Susan McMillan of Colchester had a WTF moment recently while trying on shoes at L.L.Bean in the Burlington Town Center mall. After removing two huge wads of paper from a pair of boots — why manufacturers stuff shoes with packing material is a mystery in itself — McMillan set aside the paper for the saleswoman to recycle, she recounts. The response: “Sorry! The mall does not recycle.”
"Really? Our commercial stores do not have to recycle all the cardboard and paper they dispose of each day?" McMillan asks Seven Days via email. "That's insane."
It would be, if it were true. Perhaps the real WTF question is this: How could anyone work at L.L.Bean — in its new, eco-friendly building on Church Street — and not be aware of the company's well-trumpeted commitment to environmental conservation?
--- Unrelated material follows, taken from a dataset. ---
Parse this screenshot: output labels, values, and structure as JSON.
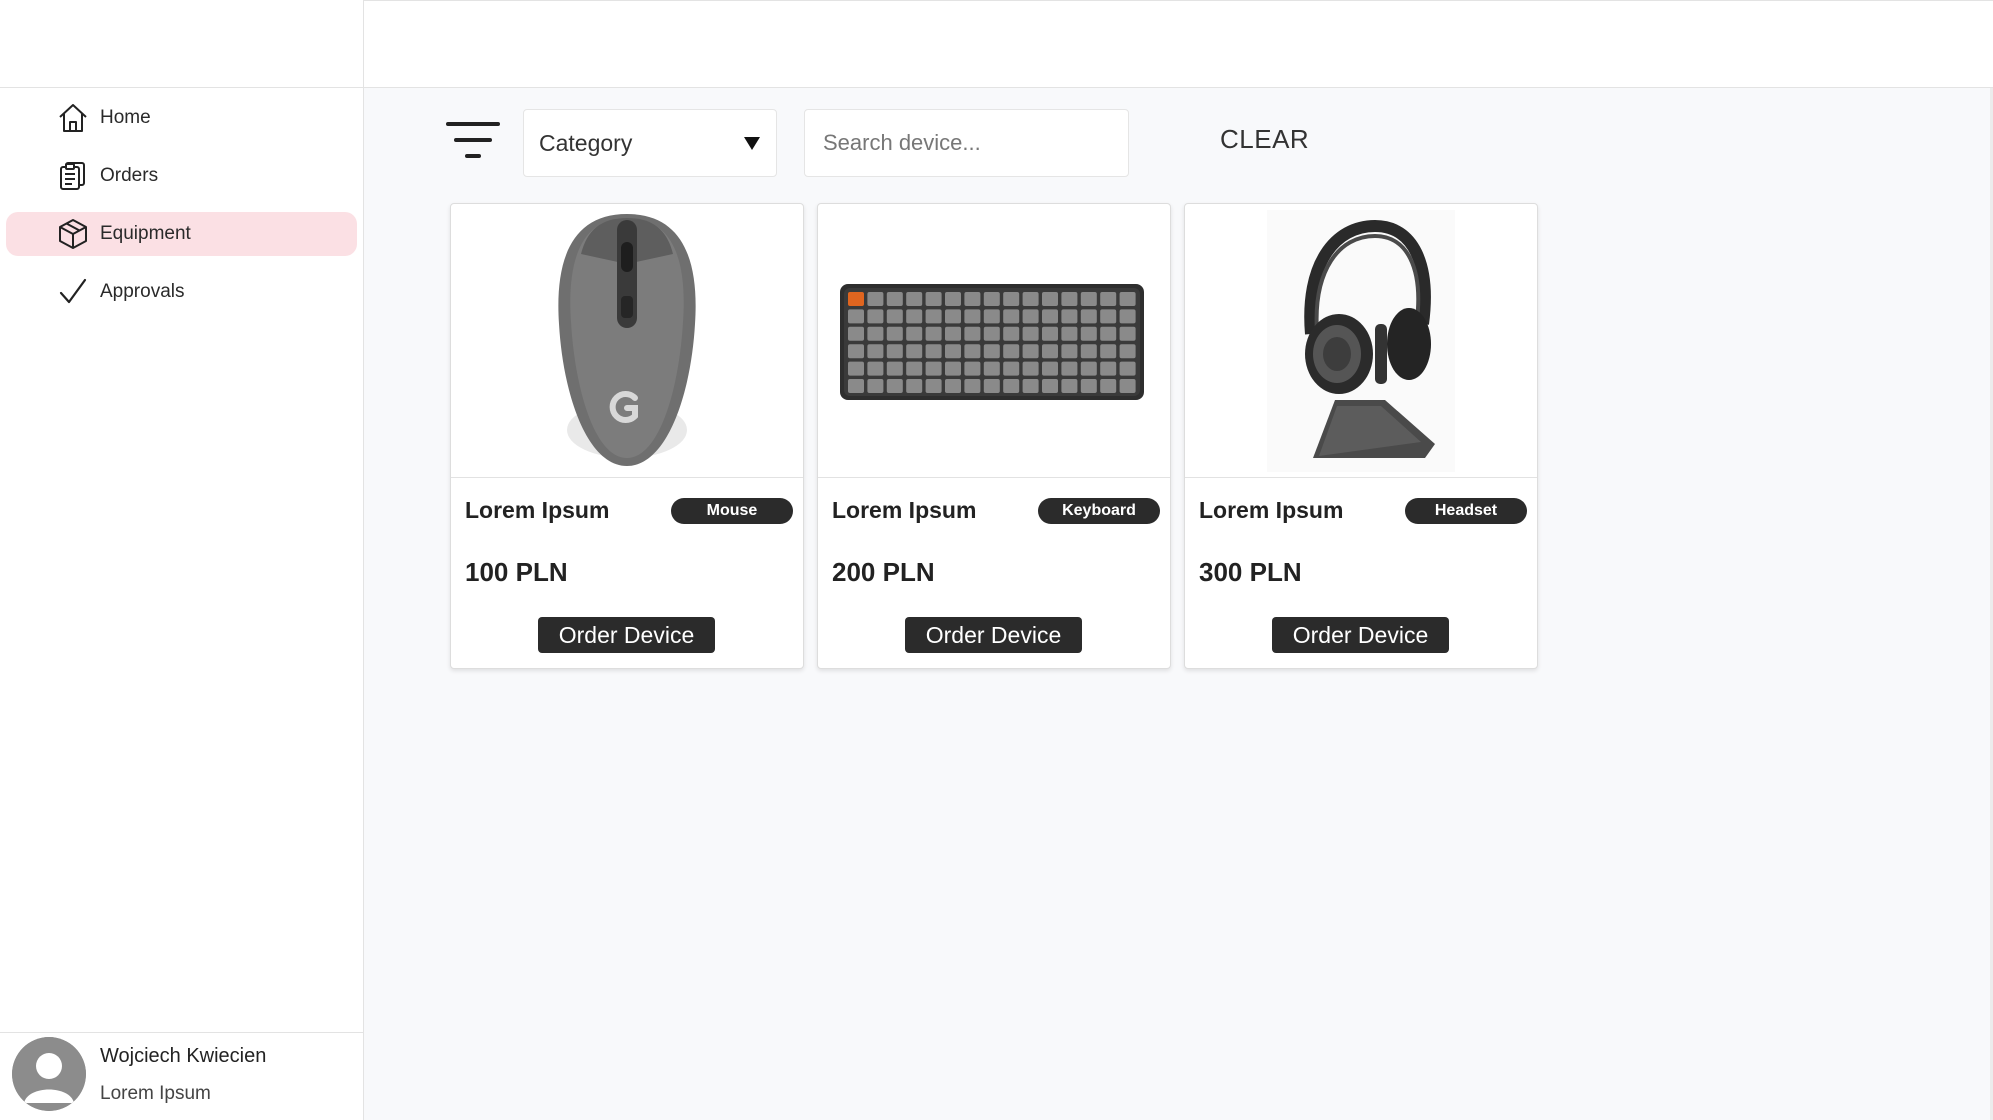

More on that later.
First, a brief primer on Vermont's mandatory recycling law, courtesy of Clare Innes, marketing and communications coordinator for the Chittenden Solid Waste District. Back in 2012, the Vermont legislature unanimously passed Act 148, aka Vermont's Universal Recycling Law. Notes Innes, "How often does a bill pass unanimously?"
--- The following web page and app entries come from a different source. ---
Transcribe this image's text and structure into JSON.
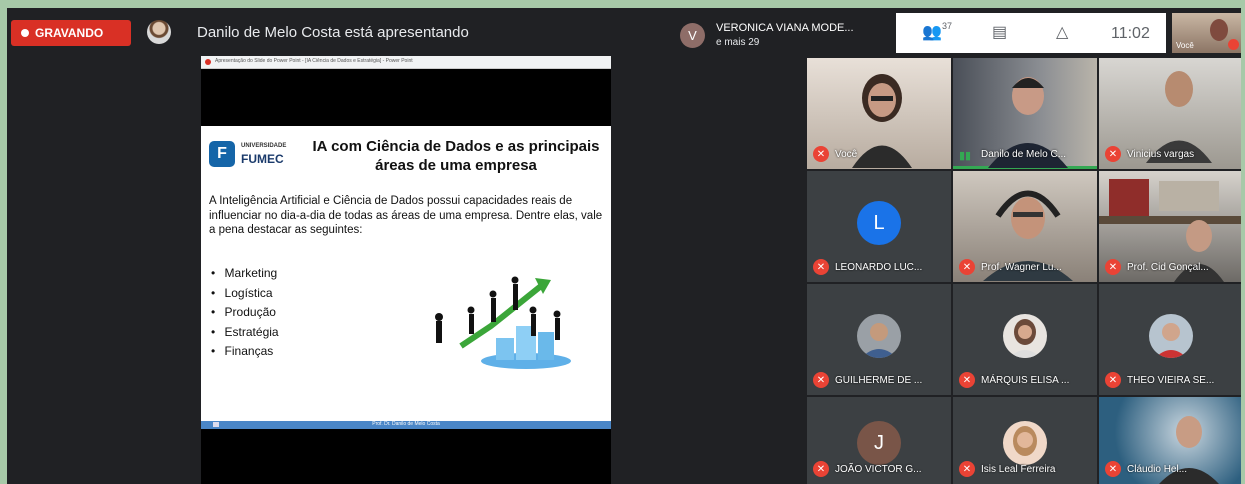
{
  "recording": {
    "label": "GRAVANDO"
  },
  "presenter": {
    "text": "Danilo de Melo Costa está apresentando"
  },
  "speaker": {
    "initial": "V",
    "name": "VERONICA VIANA MODE...",
    "more": "e mais 29"
  },
  "toolbar": {
    "people_count": "37",
    "time": "11:02"
  },
  "self_view": {
    "label": "Você"
  },
  "browser": {
    "tab_text": "Apresentação do Slide do Power Point - [IA Ciência de Dados e Estratégia] - Power Point"
  },
  "slide": {
    "logo_letter": "F",
    "logo_top": "UNIVERSIDADE",
    "logo_name": "FUMEC",
    "title": "IA com Ciência de Dados e as principais áreas de uma empresa",
    "body": "A Inteligência Artificial e Ciência de Dados possui capacidades reais de influenciar no dia-a-dia de todas as áreas de uma empresa. Dentre elas, vale a pena destacar as seguintes:",
    "bullets": [
      "Marketing",
      "Logística",
      "Produção",
      "Estratégia",
      "Finanças"
    ],
    "footer": "Prof. Dr. Danilo de Melo Costa"
  },
  "participants": [
    {
      "name": "Você",
      "muted": true
    },
    {
      "name": "Danilo de Melo C...",
      "muted": false
    },
    {
      "name": "Vinicius vargas",
      "muted": true
    },
    {
      "name": "LEONARDO LUC...",
      "initial": "L",
      "muted": true
    },
    {
      "name": "Prof. Wagner Lu...",
      "muted": true
    },
    {
      "name": "Prof. Cid Gonçal...",
      "muted": true
    },
    {
      "name": "GUILHERME DE ...",
      "muted": true
    },
    {
      "name": "MÁRQUIS ELISA ...",
      "muted": true
    },
    {
      "name": "THEO VIEIRA SE...",
      "muted": true
    },
    {
      "name": "JOÃO VICTOR G...",
      "initial": "J",
      "muted": true
    },
    {
      "name": "Isis Leal Ferreira",
      "muted": true
    },
    {
      "name": "Cláudio Hel...",
      "muted": true
    }
  ],
  "colors": {
    "record_red": "#d93025",
    "meet_bg": "#202124",
    "tile_bg": "#3c4043",
    "mic_red": "#ea4335",
    "avatar_blue": "#1a73e8",
    "avatar_brown": "#795548"
  }
}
The law, whose provisions began to take effect in 2014, now requires all residences and businesses in the state to remove so-called "blue-bin materials" — paper, aluminum, cardboard, glass, steel and hard plastics — from the waste stream. The same goes for hazardous materials, such as motor oil, batteries, household cleaning products and compact fluorescent bulbs. Since 2016, organic materials, such as lawn and yard waste and clean wood, have also been a no-go to the landfill. Ditto for food scraps from all homes and businesses starting in 2020.
Lawmakers didn't adopt these mandates to turn Vermont into a nanny state, but for reasons of both ecological and economic prudence. As Innes points out, the tipping fee, or cost for a garbage truck to empty its load, is currently $21 per ton for recyclable materials, compared with almost $100 per ton at the dump in Coventry, Vermont's last existing landfill.
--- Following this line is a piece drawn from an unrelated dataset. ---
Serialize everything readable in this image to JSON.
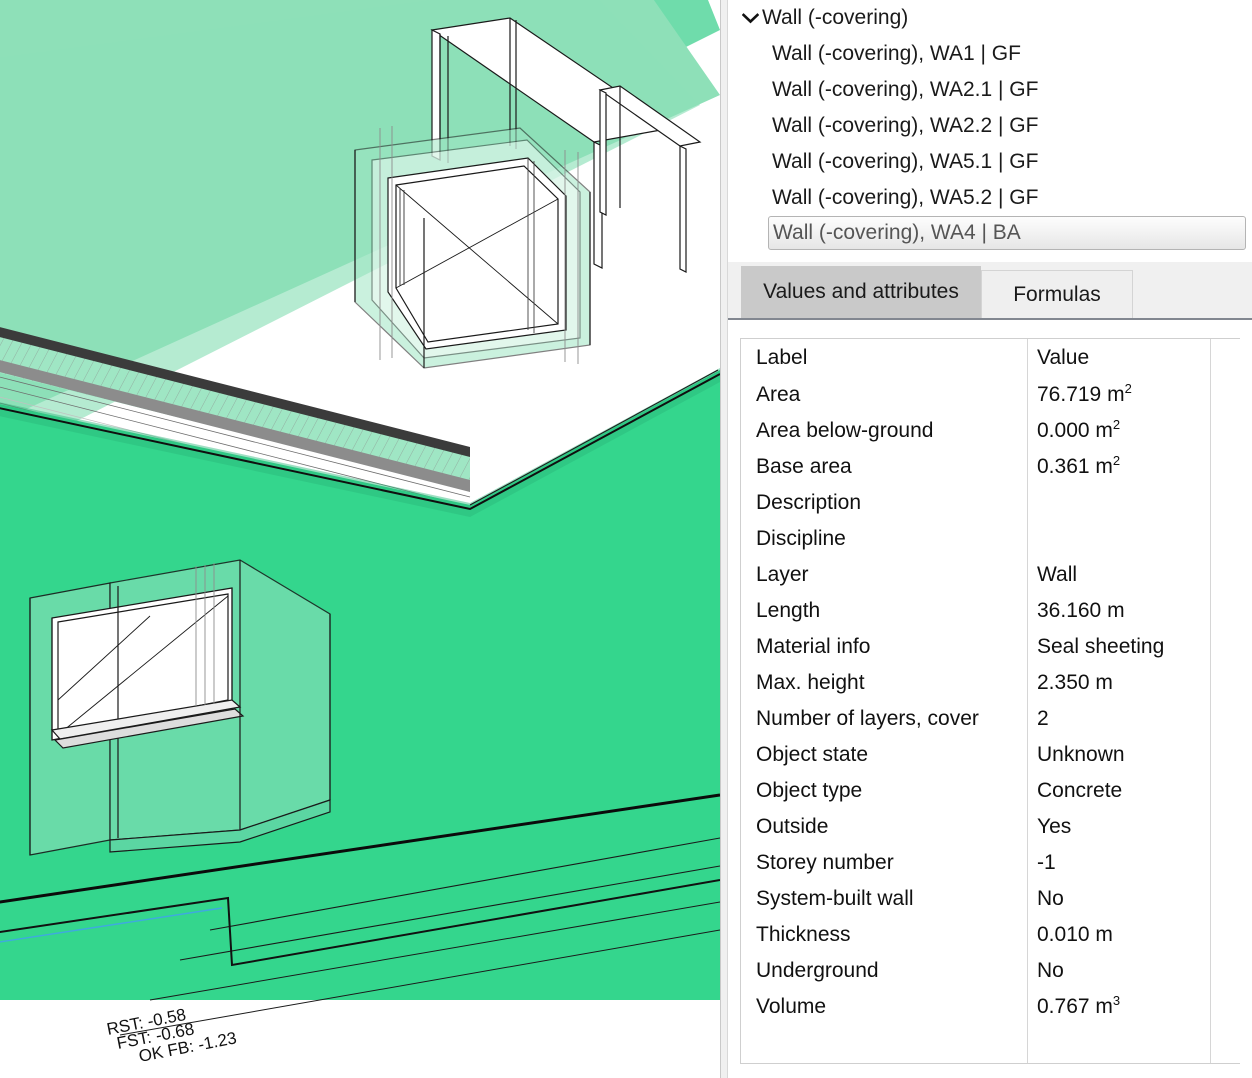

That tipping fee doesn't include the cost of hauling trash 75 miles north of Burlington through some residential communities. Innes says she's spoken with Vermonters living along those trucking routes who complain that the sheer weight of garbage trucks "rattle[s] the dishes and paintings off the walls." When Vermont's mandatory composting law takes effect in three years, it's expected to reduce the volume of solid waste headed to the Coventry landfill by one third. That's a lot of egg shells, apple cores and carrot peels!
As CSWD evolves to conform to the ever-changing global recycling market, Innes says, even more types of packaging are being diverted from the rubbish heap. For example, earlier this year CSWD began recycling refrigerated food boxes, such as those that hold microwave meals. "Think of the miles of aisles of microwave meals at all the grocery stores in Chittenden County," Innes remarks. "That can now be recycled."
Why wouldn't a retail-store employee know about Vermont's Universal Recycling Law, which has been on the books for several years now? Innes suggests such ignorance could be a reflection of Burlington's large transient population of college students, seasonal residents and other newcomers from states where recycling isn't even on the radar.
"Sometimes employees are in the dark about what the business itself is doing," she adds. "But if the employees haven't been instructed to recycle, such as paper bags, they need to get that education."
And if a business won't educate its own staff, Innes says, CSWD is happy to do so. The state's largest solid waste district, which serves all 18 cities and towns in Chittenden County, or a fifth of Vermont's population, employs two business outreach staffers to help businesses comply with the law. Those that don't may get a visit from a CSWD enforcement officer. (Rumor has it, the stick they carry is made from recycled plastic.)
So what does L.L.Bean have to say about this?
"I believe that this customer was somehow misinformed," suggests Mac McKeever, a senior public relations rep at L.L.Bean headquarters in Freeport, Maine. "I can say with the utmost confidence that we do adhere to the Universal Recycling Act [sic] at the store through our zero-sort recycling program. And we have a designated store representative who oversees our recycling efforts."
McKeever, himself a former Burlington resident, points out that the company's Queen City outlet was built according to the U.S. Green Building Council's LEED (Leadership in Energy and Environmental Design) building rating system. He adds that his company donates millions of dollars to conservation and land-stewardship organizations, greenhouse gas-reduction initiatives and energy-conservation activities. In keeping with its outdoorsy, nature-loving image, L.L.Bean also uses biodiesel in its truck fleet and maintains standards — published on its website — for the percentage of recycled materials used to produce its catalogs and packaging.
So one may presume that the wads of paper stuffed into every new pair of boots aren't just recyclable — they're recycled. And blue binning them is the law.